1. You recognize yourself in it.
Many branding firms come in crying “revolution”. It sounds exciting, but it’s a poor substitute for doing the work it takes to get to the core truths of your organization. Brands are not invented, but discovered. I like to say to our clients, “If you are shocked by what we present to you, we did not do our job.” When we present a great brand strategy, the reaction of our client is usually,…
Nov 15 2013
…Plus, 5 Favorite Holiday Brands
Here come the holidays. A wholesome time to spend with family and friends. A time to prepare and indulge in an abundance of food. Also, a time to anxiously await the Macy’s Thanksgiving Day Parade … and brand messaging.
The Macy’s Thanksgiving Day Parade has become an American tradition but, for today’s companies, it’s more than just wholesome, family entertainment. Since the 1920s, Macy’s “owned” Thanksgiving Day in a way that many brands wish they could. Not only has the parade helped to shape Macy’s into a well-known national brand, it’s transferred noticeable recognition onto every brand that participates in the walk from Central Park to Herald Square. What brand wouldn’t want to get in front of 50 million television viewers and a crowd of two million in New York City who watch the parade live?

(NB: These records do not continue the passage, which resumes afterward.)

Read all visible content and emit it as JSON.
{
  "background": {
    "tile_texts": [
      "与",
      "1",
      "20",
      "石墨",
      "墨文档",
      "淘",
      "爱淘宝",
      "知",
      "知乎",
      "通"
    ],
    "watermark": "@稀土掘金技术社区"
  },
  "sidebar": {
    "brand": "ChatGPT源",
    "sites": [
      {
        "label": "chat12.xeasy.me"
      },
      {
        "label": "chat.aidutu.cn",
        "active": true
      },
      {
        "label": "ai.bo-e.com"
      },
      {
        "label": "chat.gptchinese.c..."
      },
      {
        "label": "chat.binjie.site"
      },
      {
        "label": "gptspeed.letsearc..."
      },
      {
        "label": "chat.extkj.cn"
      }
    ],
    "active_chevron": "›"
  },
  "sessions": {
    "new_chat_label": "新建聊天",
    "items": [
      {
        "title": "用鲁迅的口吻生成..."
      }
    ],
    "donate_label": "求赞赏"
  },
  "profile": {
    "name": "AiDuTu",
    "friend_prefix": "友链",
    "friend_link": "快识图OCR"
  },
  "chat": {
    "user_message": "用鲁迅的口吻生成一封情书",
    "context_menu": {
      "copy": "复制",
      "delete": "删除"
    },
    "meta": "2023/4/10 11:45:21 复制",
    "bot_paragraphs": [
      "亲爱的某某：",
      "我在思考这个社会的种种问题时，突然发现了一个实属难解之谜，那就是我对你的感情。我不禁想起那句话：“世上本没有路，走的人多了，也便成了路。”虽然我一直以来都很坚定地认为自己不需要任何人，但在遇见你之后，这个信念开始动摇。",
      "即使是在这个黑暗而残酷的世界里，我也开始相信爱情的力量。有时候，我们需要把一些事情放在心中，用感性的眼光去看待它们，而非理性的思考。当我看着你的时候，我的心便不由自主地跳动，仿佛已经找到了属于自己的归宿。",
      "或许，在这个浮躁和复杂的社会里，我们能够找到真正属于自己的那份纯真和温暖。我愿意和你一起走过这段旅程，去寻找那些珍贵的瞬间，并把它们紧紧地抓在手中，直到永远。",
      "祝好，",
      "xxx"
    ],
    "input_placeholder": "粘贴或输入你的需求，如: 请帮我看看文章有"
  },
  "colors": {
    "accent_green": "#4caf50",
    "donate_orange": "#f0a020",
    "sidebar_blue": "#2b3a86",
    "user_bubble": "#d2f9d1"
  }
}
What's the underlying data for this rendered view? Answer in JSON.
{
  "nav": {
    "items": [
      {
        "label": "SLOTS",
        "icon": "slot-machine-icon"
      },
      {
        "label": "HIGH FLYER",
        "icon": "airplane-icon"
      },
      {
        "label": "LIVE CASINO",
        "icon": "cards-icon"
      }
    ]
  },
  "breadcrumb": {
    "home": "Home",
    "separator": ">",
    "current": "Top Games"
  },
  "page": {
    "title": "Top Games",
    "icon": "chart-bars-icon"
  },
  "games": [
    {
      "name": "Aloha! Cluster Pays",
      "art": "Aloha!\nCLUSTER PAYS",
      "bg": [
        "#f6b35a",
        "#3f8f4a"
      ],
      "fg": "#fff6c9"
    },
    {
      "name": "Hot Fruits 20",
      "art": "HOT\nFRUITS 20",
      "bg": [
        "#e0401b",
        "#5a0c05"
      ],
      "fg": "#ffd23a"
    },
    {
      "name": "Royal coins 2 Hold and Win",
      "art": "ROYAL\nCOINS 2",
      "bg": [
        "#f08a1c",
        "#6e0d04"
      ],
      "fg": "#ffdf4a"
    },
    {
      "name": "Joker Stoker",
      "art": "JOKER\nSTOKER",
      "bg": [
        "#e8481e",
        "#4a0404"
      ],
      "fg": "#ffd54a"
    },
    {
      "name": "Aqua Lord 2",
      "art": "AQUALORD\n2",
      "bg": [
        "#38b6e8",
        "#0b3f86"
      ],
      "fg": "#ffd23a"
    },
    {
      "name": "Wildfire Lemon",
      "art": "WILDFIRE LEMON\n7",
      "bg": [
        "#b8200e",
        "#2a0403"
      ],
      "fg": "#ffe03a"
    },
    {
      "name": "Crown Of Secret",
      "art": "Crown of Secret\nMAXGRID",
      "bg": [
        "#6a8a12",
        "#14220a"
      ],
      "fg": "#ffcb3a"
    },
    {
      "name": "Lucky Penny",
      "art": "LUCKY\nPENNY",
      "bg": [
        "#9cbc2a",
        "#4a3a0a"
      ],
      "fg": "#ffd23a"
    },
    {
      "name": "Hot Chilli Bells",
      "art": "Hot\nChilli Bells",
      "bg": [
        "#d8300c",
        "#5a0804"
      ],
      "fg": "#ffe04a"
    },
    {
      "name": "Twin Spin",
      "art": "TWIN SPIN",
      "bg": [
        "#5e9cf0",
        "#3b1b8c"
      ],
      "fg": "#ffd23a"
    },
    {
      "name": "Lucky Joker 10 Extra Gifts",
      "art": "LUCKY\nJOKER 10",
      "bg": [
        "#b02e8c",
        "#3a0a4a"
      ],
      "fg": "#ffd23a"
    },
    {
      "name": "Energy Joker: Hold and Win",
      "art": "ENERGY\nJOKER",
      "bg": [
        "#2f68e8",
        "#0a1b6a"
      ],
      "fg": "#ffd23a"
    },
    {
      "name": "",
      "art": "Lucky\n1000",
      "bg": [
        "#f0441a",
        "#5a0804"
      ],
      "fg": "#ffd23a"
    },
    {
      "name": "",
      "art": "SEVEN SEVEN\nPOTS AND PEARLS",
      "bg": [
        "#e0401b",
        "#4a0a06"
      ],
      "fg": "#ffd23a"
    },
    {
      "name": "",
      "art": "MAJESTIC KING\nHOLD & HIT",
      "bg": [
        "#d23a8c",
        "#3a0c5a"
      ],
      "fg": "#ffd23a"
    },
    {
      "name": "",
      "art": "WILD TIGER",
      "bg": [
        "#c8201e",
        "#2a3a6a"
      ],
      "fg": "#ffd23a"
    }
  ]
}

But then again, it’s more than considerable exposure that these brands reap – it’s the long-term benefit of association with a parade known as an American family holiday tradition. For all companies involved, this touch point has the power to enhance brand equity and emotional connections long after…
Nov 11 2013
In today’s 24/7 world, thanks in part to our many social channels, it only takes one gaffe to be perceived poorly by consumers and the industry; even quicker before this gaffe (or a series of them) can spread and completely tarnish a brand’s image. Fortunately, smart marketers have understood how important these channels are for their brand’s reputation and also, in general, how important it is to bounce back as quickly as possible and rebuild their brand equity.
Let’s look at a few examples of some brands on the rebound:
After a reported accident in California in early 2009, thereby leading to a recall of the automakers’ floor mats, the bad news kept coming when the Los Angeles Times published the first of several stories regarding drivers’ claims of unintended acceleration in Toyota vehicles. Following this, the company battled back denying the claims and leading to further scrutiny. Finally in the following year, Toyota announced its brake override software fix and on January 21, 2010, Toyota recalled another 2.3 million Toyota-brand vehicles because of a problem with the gas pedal. All of this undoubtedly left a very poor reputation…